I laud the hardy citizens of New England as they confront significantly higher energy prices in facing the coldest winter in a couple of decades there. As described by William Murray at RealClearEnergy, that’s a consequence of their determination to oppose climate change:
Both prices and demand for domestic natural gas have surged as people have started plugging in their space heaters. Gas consumption set a new record for daily use on January 1, surpassing the previous record set in January 2014 in the midst of the “Polar Vortex.” Energy prices in most of the country increased 20–30 percent to account for the strong demand before quickly returning to previous levels. But in parts of New England prices spiked more than 400 percent.
Why? New England — including Vermont, New Hampshire, Maine, Massachusetts, Connecticut, and Rhode Island — is the only part of the country that has constrained supplies of natural gas. This constraint is largely self-induced by “above-ground” political issues. Local and state opposition have blocked a number of natural gas pipelines in recent years, with the result that the region hasn’t benefited from the gas production growth in the Marcellus shale formation in nearby Pennsylvania
This means that the 50,000 miles of U.S. natural gas pipelines built during the past decade largely skipped New England, leaving the region with the highest electricity prices in the United States. A study by the U.S. Chamber of Commerce found residents in the Northeast pay 44 percent more than the national average for electricity and 29 percent more for natural gas.
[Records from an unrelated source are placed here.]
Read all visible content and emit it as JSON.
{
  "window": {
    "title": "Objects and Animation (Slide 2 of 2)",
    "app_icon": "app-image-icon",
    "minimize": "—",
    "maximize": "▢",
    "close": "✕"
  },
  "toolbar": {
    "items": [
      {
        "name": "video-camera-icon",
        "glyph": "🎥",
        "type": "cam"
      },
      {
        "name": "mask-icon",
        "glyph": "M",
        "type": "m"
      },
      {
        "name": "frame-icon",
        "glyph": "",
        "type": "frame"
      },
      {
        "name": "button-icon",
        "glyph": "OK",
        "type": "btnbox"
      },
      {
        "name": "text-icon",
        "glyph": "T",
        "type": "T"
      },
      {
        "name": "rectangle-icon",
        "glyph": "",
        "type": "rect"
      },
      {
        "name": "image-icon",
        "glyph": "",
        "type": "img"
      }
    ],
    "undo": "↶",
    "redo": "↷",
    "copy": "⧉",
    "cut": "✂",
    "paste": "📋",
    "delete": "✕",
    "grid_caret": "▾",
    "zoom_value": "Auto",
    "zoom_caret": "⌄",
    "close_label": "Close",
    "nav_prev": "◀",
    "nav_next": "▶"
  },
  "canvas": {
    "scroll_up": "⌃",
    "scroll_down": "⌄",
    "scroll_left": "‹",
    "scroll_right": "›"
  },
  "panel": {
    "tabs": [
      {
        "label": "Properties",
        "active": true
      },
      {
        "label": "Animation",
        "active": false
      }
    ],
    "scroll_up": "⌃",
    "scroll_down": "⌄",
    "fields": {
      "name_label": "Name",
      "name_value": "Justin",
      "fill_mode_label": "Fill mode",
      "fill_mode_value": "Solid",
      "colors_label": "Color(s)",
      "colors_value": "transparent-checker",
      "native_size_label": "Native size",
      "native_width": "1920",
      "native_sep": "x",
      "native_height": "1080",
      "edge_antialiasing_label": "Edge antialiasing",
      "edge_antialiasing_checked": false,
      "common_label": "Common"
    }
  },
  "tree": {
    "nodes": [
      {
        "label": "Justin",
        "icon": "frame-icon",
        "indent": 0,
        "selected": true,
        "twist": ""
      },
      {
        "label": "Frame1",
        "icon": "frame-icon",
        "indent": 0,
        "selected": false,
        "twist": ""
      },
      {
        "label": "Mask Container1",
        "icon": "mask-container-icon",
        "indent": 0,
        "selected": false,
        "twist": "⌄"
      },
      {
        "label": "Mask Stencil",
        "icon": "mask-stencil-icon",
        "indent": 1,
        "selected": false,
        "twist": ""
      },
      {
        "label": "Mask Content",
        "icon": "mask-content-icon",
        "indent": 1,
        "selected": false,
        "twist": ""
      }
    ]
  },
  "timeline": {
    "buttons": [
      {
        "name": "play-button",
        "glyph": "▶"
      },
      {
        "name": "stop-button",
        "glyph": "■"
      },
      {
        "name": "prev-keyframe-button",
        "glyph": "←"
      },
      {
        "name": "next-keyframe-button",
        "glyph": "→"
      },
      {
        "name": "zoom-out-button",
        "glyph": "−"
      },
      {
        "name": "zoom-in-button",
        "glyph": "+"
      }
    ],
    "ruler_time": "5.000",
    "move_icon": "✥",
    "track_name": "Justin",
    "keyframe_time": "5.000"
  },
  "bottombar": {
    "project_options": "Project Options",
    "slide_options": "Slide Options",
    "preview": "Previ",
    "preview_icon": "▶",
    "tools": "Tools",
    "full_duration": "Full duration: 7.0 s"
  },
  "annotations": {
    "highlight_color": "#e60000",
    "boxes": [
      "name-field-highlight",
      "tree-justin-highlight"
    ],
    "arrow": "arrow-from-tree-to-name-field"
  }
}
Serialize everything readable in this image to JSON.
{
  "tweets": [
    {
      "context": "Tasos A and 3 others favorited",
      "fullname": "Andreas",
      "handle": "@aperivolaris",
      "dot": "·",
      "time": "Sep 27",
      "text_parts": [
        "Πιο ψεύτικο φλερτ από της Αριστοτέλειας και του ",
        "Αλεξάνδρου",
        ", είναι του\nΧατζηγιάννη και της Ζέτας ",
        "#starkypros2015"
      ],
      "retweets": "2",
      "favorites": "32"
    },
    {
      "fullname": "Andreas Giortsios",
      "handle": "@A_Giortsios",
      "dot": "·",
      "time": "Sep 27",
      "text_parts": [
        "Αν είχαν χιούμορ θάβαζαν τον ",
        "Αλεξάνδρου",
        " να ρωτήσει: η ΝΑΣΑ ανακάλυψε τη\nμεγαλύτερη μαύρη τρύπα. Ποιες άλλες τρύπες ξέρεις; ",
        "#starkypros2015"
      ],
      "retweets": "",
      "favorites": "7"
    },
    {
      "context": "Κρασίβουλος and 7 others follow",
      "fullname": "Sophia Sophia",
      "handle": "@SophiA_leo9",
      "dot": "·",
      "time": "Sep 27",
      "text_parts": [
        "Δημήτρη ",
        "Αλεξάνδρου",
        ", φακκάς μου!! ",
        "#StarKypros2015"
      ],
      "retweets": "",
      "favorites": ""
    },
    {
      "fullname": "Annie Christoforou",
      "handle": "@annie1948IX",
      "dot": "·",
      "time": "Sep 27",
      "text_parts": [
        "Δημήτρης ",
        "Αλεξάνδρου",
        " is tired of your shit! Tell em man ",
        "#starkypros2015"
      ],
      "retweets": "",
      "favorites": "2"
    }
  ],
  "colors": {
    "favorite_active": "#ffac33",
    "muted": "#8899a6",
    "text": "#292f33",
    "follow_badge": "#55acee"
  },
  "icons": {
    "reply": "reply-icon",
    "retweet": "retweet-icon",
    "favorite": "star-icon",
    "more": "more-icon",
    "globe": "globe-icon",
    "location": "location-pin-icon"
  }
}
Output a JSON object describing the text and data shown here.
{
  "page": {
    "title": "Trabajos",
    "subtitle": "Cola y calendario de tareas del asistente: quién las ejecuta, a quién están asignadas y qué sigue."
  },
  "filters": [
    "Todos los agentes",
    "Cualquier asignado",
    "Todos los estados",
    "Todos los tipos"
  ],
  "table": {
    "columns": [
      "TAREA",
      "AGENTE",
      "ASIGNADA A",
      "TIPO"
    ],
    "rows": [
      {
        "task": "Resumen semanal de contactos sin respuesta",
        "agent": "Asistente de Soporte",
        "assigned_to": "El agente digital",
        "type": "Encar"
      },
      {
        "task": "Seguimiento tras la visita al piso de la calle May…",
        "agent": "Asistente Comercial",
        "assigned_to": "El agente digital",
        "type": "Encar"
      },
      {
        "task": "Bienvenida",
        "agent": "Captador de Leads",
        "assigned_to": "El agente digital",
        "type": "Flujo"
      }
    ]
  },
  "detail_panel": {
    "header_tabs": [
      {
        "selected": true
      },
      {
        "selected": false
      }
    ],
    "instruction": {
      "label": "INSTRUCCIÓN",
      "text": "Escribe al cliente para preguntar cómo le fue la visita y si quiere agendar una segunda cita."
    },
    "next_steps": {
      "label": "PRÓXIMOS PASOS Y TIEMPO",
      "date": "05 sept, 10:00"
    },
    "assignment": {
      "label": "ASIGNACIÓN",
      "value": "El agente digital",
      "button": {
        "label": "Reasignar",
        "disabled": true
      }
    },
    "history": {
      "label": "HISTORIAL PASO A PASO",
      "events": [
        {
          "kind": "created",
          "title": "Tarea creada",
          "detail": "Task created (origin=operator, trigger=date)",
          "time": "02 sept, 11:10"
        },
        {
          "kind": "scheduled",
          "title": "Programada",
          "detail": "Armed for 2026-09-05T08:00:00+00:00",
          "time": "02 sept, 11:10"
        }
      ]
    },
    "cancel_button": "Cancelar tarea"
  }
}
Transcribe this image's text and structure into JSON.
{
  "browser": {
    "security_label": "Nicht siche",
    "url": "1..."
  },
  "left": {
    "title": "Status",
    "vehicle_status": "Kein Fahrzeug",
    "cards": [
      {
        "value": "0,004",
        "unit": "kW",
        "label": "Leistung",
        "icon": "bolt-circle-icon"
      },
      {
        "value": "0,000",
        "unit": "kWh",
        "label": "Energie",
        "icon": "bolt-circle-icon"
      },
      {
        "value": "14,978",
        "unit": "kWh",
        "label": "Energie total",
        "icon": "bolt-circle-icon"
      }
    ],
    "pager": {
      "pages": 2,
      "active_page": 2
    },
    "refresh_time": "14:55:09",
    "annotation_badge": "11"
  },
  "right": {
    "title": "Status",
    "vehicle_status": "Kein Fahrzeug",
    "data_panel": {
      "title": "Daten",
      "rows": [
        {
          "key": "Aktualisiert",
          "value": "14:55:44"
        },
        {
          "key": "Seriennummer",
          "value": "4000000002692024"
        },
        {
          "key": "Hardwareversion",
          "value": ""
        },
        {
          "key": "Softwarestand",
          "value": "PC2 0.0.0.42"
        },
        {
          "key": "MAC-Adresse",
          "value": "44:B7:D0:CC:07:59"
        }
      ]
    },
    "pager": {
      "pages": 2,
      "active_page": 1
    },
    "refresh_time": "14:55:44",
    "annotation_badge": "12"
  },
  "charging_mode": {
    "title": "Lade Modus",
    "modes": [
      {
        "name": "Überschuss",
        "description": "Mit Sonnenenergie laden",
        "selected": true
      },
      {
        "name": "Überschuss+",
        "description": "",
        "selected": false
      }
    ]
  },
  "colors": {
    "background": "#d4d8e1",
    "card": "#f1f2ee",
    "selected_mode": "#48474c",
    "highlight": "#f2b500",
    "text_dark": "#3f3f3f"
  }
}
Industrial users of electricity pay 60 percent more than the national average, according to the Chamber.
I hope their sacrifices aren’t for naught which they may be if the natural gas is replaced by burning wood pellets grown in a non-sustainable manner which is what the Germans did.